#### Input data
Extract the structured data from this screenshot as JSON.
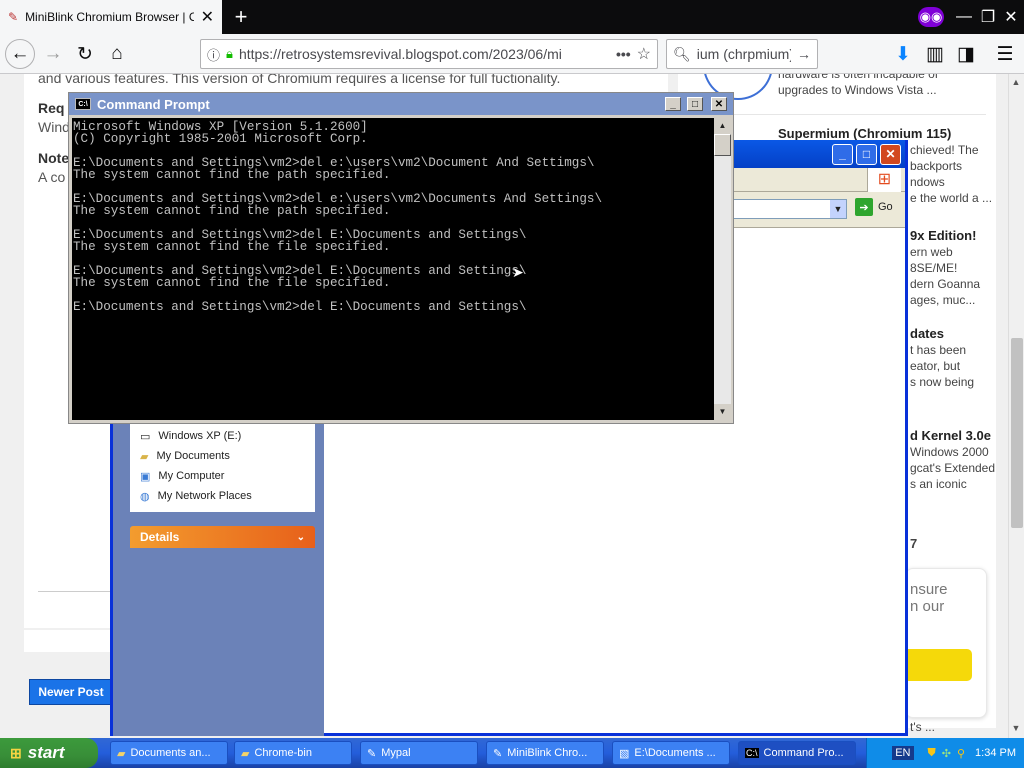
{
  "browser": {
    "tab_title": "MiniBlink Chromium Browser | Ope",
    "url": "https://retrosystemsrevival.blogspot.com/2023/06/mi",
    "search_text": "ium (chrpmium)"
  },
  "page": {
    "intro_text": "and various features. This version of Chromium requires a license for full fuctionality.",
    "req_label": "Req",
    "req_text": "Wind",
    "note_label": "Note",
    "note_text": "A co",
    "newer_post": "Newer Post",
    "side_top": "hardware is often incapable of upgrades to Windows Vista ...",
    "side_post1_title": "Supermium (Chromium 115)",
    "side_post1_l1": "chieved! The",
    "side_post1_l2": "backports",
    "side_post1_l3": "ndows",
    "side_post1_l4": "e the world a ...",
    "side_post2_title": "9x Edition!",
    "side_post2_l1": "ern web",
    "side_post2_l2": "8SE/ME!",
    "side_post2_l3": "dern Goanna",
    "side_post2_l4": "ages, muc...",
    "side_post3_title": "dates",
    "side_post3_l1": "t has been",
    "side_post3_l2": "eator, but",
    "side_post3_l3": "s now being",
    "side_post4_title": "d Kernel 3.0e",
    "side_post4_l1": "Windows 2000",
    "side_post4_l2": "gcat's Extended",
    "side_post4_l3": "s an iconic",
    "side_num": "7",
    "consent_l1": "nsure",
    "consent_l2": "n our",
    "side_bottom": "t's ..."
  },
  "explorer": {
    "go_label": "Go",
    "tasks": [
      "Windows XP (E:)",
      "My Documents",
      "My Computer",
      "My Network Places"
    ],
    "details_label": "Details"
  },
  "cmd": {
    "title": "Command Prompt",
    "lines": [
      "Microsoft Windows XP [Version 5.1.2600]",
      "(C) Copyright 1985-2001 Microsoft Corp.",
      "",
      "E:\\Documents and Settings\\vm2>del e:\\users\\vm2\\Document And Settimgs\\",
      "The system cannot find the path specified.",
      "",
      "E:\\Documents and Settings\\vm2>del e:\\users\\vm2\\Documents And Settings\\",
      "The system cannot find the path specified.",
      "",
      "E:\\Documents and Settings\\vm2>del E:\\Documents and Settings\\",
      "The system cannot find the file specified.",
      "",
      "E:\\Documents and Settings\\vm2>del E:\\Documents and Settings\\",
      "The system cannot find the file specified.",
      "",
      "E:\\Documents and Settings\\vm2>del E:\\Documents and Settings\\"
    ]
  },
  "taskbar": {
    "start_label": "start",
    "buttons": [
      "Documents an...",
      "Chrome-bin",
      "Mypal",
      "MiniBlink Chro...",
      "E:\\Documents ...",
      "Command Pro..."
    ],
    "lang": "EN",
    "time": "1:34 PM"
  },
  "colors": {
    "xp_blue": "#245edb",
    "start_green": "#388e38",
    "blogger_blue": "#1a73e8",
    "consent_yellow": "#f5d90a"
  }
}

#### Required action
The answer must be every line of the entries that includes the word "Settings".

#### Output for this exercise
      "E:\\Documents and Settings\\vm2>del e:\\users\\vm2\\Document And Settimgs\\",
      "E:\\Documents and Settings\\vm2>del e:\\users\\vm2\\Documents And Settings\\",
      "E:\\Documents and Settings\\vm2>del E:\\Documents and Settings\\",
      "E:\\Documents and Settings\\vm2>del E:\\Documents and Settings\\",
      "E:\\Documents and Settings\\vm2>del E:\\Documents and Settings\\"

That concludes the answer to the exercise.